This thesis aimed to determine atmospheric temperature turbulence in complex terrain, with the aid of a passive microwave radiometer (MWR). Through the ability to measure atmospheric temperature and humidity proles within 1 Hz sample rate, the MWR can be used to potentially cover atmospheric turbulence at different heights. Because of missing references of MWR based turbulence studies in general, this thesis tried to ll the current gap of determining temperature turbulence structures in an alpine valley. The analyzed periods cover the years 2014 and 2015, mainly the summer months August and September. The goal was to use 1 h temperature time series, estimate temperature variances and compare the near-ground values of the MWR proles to a reference station (Campbell sonic anemometer) located next to the MWR measurement site.

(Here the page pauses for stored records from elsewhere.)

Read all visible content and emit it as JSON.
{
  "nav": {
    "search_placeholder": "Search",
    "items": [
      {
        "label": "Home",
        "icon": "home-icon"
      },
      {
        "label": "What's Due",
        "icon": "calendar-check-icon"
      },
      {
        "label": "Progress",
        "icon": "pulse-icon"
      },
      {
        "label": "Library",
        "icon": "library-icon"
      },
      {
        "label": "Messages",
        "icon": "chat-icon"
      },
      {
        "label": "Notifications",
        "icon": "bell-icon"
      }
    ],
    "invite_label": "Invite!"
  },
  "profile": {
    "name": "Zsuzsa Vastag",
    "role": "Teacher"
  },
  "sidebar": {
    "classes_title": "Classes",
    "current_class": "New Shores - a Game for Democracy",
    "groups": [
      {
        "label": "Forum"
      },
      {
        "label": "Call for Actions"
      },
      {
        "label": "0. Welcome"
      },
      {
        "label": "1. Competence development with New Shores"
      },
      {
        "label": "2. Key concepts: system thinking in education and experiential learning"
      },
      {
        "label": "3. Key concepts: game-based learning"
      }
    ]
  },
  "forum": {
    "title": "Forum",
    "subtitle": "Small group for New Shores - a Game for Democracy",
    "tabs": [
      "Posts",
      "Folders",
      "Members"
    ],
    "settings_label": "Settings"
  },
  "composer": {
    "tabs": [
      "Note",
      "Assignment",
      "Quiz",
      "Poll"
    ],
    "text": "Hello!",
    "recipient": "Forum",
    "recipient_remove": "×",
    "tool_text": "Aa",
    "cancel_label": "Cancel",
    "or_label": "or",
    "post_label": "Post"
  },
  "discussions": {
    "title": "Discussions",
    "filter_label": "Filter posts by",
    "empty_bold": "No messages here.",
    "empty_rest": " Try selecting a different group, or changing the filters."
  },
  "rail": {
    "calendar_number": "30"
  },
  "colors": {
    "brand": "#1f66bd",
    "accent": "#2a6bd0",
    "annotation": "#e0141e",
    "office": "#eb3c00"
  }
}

This approach is pragmatic because of the rarely available references in literature and the only option to compare turbulence describing parameters to a reliable reference station, since no additional proling with a LIDAR could be used.
The RPG-HATPRO (Radiometer Physics GmbH - Humidity And Temperature PROler) is a multichannel MWR, designed to measure atmospheric temperature and humidity proles within the troposphere. Two operational modes are available, a continuous measuring zenith pointing mode for humidity and temperature proles starring at 90 zenith angle and a boundary layer scan mode for more accurate temperature proling of approximately the lowest 500 m over ground, operating at different elevation angles.
An improved retrieval of Massaro (2013), adjusted to the local climatology, was used to relate the HATPRO measurements to atmospheric proles. Because for turbulence measurements high sample rates are mandatory to cover the full spectrum of turbulence, the zenith mode with a sample rate of 1 Hz is sufcient to potentially cover turbulence structures. Unfortunately the data available for this study is a combination of the two measurement modes. Therefore data gaps in the continuous zenith mode measurements occurred. An algorithm was designed and tested, delivering sufcient results to interpolate missing data. The comparison of temperature variances between the lowest HATPRO measurement (0 m height) and the sonic showed no correlation. Temporal variations of temperature variances could not be observed with the HATPRO.
By investigating the reasons for the HATPRO behavior, a noisy interfering signal lying on the HATPRO measurements could be found. Corrupting noise was thereafter ltered and temperature variances of the ltered HATPRO and sonic data were compared a second time. The results show a similar uncorrelated picture of the ltered HATPRO near-ground variances. In summary the HATPRO is neither able to cover the near-ground daily driven turbulence pattern, nor the right magnitude of variances.
Difculties of MWRs temperature proling in the rst several hundred meters, especially for complex stratication are well-known. They also appear for turbulence investigations as well. However special designed MWRs with limitations with respect to height (approximate maximum height 600 m) are sensitive enough, to depict daily driven near-ground turbulence. The hypothesis, that the HATPRO yields useful information on temperature turbulence has to be rejected.